Meng Wanzhou extradition case raises ‘serious concerns,’ defence lawyer says

President Donald Trump has said he’d intervene in the case if that helped secure a trade deal with Beijing

A defence lawyer says an extradition case involving Meng Wanzhou, the chief financial officer of Huawei Technologies, raises “serious concerns” about political motivations.

The executive was arrested in December at Vancouver’s airport at the request of U.S. authorities and Canada announced last week it intends to proceed with the extradition case.

Meng’s lawyer Richard Peck has told a British Columbia Supreme Court judge the case is “rare” and comments by United States President Donald Trump raise concerns.

Trump has said he’d intervene in the case if that helped secure a trade deal with Beijing.

Peck says the case is complex and will take time, and as a result the defence and Crown have agreed to put it over until May 8 to fix a date for an extradition hearing.

READ MORE: Huawei CFO suing Canada, its border agency and the RCMP

John Gibb-Carsley, the prosecutor representing the Attorney General of Canada, says over the coming weeks the Crown and defence will discuss which applications need to be brought forward.

Peck says abuse of process motions will likely be brought, and the defence has also filed access to information requests with the Canada Border Services Agency and the RCMP.

Last week, Meng filed a lawsuit against members of the CBSA, the federal government and the RCMP, accusing officers of violating her rights by detaining and questioning her for three hours before notifying her of her arrest.

The U.S. Department of Justice has laid out 13 criminal counts of conspiracy, fraud and obstruction against Huawei and Meng, who is the daughter of company founder Ren Zhengfei.

Both Meng and the company have denied any wrongdoing and the case has set off a diplomatic furor, with China’s embassy calling it a “political persecution” against a Chinese high-tech enterprise.

One of Canada’s largest grain processors has been blocked from exporting canola to China, and two Canadians detained by Beijing were accused of spying in a recent state media report.

The Canadian Press

Like us on Facebook and follow us on Twitter.

Just Posted

Northwest mobile unit to help those at heart of mental health, addiction crisis

Province, Northern Health unveils new unit in Terrace to bridge gaps in services
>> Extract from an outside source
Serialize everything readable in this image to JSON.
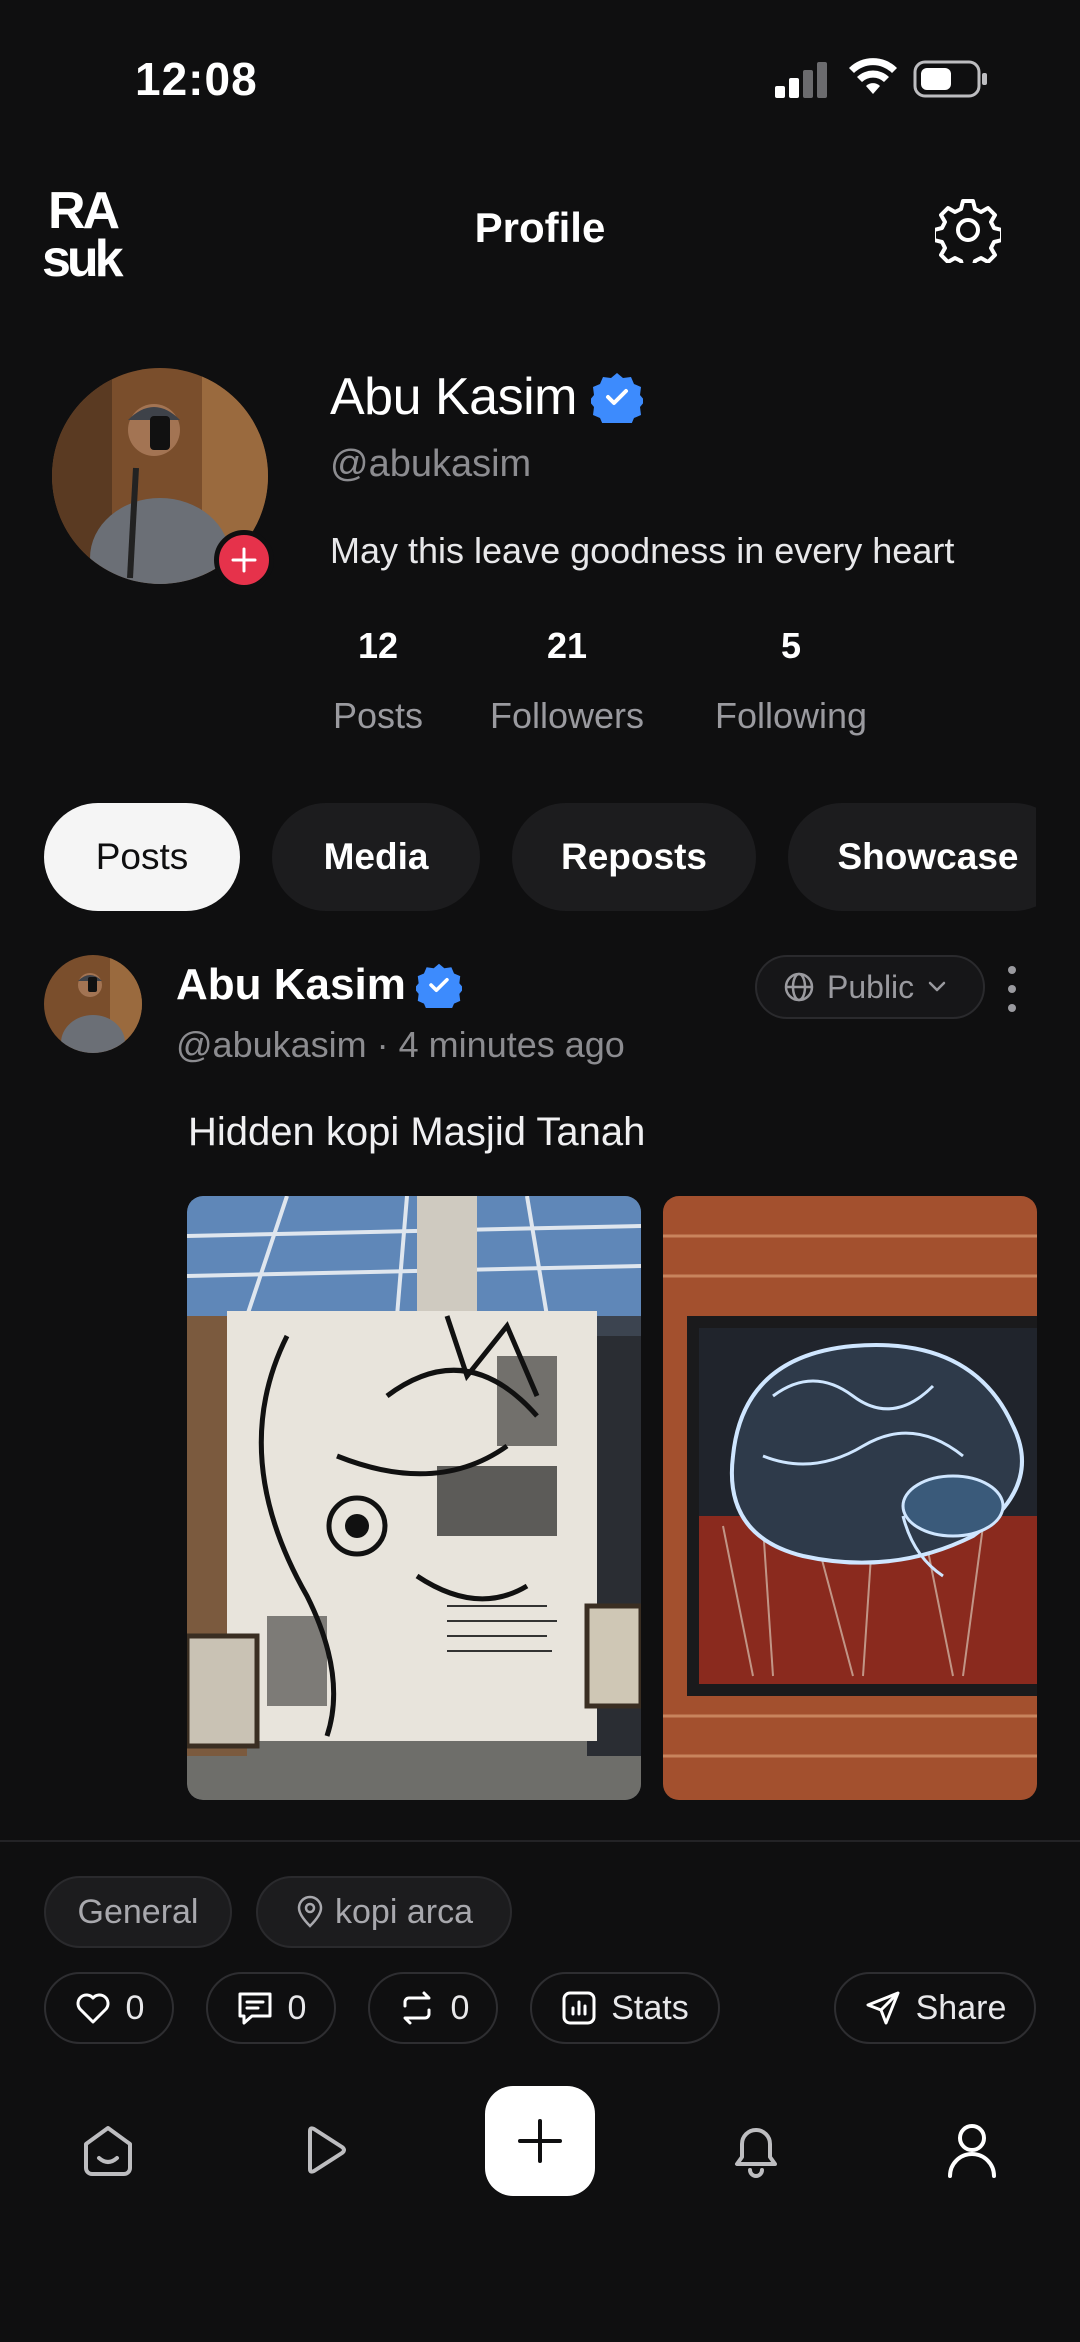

Dundas Island clams could be poisonous: health authorities

Butter clams harvested in November 2018 could cause paralytic shellfish poisoning

Uncertain future for Alaska ferry terminal in Prince Rupert

Severe budget cuts could mean ending service to the only Canadian stop on the Alaska Marine Highway

Video: Rupert cafe uses espresso machine to make “eggspresso” eggs

Owner Judson Rowse says they experimented with steam from the machine due to lack of space

Bantam Seawolves place second in provincials

Windemere Valley Rockies beat Prince Rupert 4 - 1 in Bantam Tier 4 B.C. Championships

Rumors to hit the Lester Centre stage this Thursday

Prince Rupert community cast and crew present Neil Simon’s two-act comedy from March 21-23

Permit rejected to bring two cheetahs to B.C.

Earl Pfeifer owns two cheetahs, one of which escaped in December 2015

Real-life tsunami threat in Port Alberni prompts evacuation updates

UBC study says some people didn’t recognize the emergency signal

Care providers call for B.C. seniors’ watchdog to step down

The association also asks the province to conduct an audit and review of the mandate of her office

Sulphur dioxide level peaks in Kitimat

Levels rise to over 60 parts per billion

Nitro Cold Brew Coffee from B.C. roaster recalled due to botulism scare

“If you purchased N7 Nitro Cold Brew Coffee from Cherry Hill … do not drink it.”

B.C. man gets award for thwarting theft, sexual assault – all in 10 minutes

Karl Dey helped the VPD take down a violent sex offender

POLL: Have you every used the Alaska ferry from Prince Rupert?

Budget cuts could mean ending service to the only Canadian stop on the Alaska Marine Highway

Nowhere to grieve: How homeless people deal with loss during the opioid crisis

Abbotsford homeless advocate says grief has distinct challenges for those living on the streets

Most Read